Eilen Jewell: Sea of Tears
Cross posted from my blog:
Do you know those opening dirge like moments of the song Endless Sleep by Jody Reynolds? If you don’t it’s a dark mix of rockabilly balladry and sparse shadowy twang. Most of the album Sea of Tears by Eilen Jewell has that feel, and from the moment I heard the title track I had to hear it all.
That first listen came as part of the No Depression podcast # 8 which featured selections from the top albums of the year as voted on my the No Depression community. Of course leave it to me to find the album almost a year after it’s April 2009 release, but it’s taken me longer to find much older albums. I checked the CD out of my local library and gave it a spin. The title track was as good as the first time I heard it and the rest of the album having that same feel has become one of my current faves to put on.
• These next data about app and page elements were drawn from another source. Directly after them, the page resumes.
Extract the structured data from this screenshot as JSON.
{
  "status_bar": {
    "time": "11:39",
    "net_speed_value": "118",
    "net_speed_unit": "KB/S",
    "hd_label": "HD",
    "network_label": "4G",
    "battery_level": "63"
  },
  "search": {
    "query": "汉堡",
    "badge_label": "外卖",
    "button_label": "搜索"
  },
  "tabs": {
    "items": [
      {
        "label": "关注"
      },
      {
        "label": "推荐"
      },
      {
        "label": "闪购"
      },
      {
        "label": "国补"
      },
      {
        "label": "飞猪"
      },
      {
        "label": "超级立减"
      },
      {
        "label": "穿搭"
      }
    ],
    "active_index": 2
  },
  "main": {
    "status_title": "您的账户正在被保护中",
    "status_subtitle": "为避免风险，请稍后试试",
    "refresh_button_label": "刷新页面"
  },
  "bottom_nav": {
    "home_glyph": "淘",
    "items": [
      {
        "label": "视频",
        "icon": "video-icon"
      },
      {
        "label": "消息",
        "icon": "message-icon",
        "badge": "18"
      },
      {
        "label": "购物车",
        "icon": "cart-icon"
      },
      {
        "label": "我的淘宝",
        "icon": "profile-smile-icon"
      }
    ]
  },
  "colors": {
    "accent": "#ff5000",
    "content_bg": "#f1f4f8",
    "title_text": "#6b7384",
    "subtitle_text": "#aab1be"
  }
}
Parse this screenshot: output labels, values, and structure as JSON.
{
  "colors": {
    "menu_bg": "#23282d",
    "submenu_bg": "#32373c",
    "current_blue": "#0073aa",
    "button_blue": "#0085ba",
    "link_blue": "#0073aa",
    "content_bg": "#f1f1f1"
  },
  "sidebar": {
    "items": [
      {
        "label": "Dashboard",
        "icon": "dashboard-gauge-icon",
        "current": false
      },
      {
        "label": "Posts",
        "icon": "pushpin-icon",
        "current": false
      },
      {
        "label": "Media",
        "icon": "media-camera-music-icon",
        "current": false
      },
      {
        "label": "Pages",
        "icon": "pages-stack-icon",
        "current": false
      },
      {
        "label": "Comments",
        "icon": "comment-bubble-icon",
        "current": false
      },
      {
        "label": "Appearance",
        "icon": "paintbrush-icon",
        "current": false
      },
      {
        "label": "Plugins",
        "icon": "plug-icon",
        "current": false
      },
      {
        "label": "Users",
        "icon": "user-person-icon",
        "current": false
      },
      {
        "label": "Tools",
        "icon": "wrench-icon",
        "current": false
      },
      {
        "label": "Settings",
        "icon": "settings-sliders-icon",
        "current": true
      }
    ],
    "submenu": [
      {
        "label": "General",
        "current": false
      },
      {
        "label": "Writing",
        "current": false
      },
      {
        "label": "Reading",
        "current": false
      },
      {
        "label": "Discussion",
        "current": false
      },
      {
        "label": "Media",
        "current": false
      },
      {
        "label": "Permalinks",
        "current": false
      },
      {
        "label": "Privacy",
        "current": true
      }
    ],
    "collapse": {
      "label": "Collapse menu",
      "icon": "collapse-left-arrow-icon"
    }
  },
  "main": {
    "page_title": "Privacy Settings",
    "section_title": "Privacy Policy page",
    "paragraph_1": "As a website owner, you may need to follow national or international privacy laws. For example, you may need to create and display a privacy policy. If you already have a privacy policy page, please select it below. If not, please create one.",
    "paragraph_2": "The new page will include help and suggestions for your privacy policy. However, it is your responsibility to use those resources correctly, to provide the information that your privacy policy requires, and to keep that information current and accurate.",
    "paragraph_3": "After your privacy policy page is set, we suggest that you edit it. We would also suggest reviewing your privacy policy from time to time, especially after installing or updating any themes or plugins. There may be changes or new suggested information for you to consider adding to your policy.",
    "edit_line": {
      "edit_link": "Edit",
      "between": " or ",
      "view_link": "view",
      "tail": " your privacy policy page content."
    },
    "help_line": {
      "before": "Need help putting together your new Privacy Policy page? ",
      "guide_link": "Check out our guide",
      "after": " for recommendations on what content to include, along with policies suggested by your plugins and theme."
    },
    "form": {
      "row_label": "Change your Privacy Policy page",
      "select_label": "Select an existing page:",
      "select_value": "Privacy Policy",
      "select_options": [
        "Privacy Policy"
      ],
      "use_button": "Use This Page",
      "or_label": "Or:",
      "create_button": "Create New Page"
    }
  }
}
The track Sea of Tears then popped up on a Roots Rock Radio Podcast I had sitting in my queue for the last month or so– just to give me that extra kick in the pants to write something about it. Something that had been brewing for a long time, something about a tune from the world of Folk, Country and Roots Rock that I believed would appeal to people who spend their listening hours with the screaming sounds of the mix of punk, power pop, hard rock, psychedelic, soul, surf and rockabilly that has most recently fallen under the heading of Garage Punk.
Rock and Roll for me has always been about the energy. Elvis, Chuck Berry, Eddie Cochran, Bo Diddley, The Animals, The Kinks, The Rolling Stones, Black Sabbath, BOC, The Ramones, The Damned, The Misfits, The Screaming Trees, Turbonegro, The Hellacopters and on and on and on– they all have one thing in common in their best moments– Energy.
Eilen Jewell has that energy, that passion and that edge of relish in her delivery of the songs on the album Sea of Tears. It’s as if she can’t figure out if she is really sad, or happy that her heart is broken. There is that tension of joy and sorrow carrying the songs along. I like the dark early rock rumble of the music as much as the almost amused passion of the vocals. Her voice has weight to it, it’s got soul and it’s got a little bit of depth. It’s the kind of voice that should age nicely and I hope is still wailing when it’s 70.
So, all you garage punkers out there, you need something to fill the void of that collection of Estrus CDs gathering dust in the attic of your youth, this might just be it.
Thoughts, Comments, recommendations?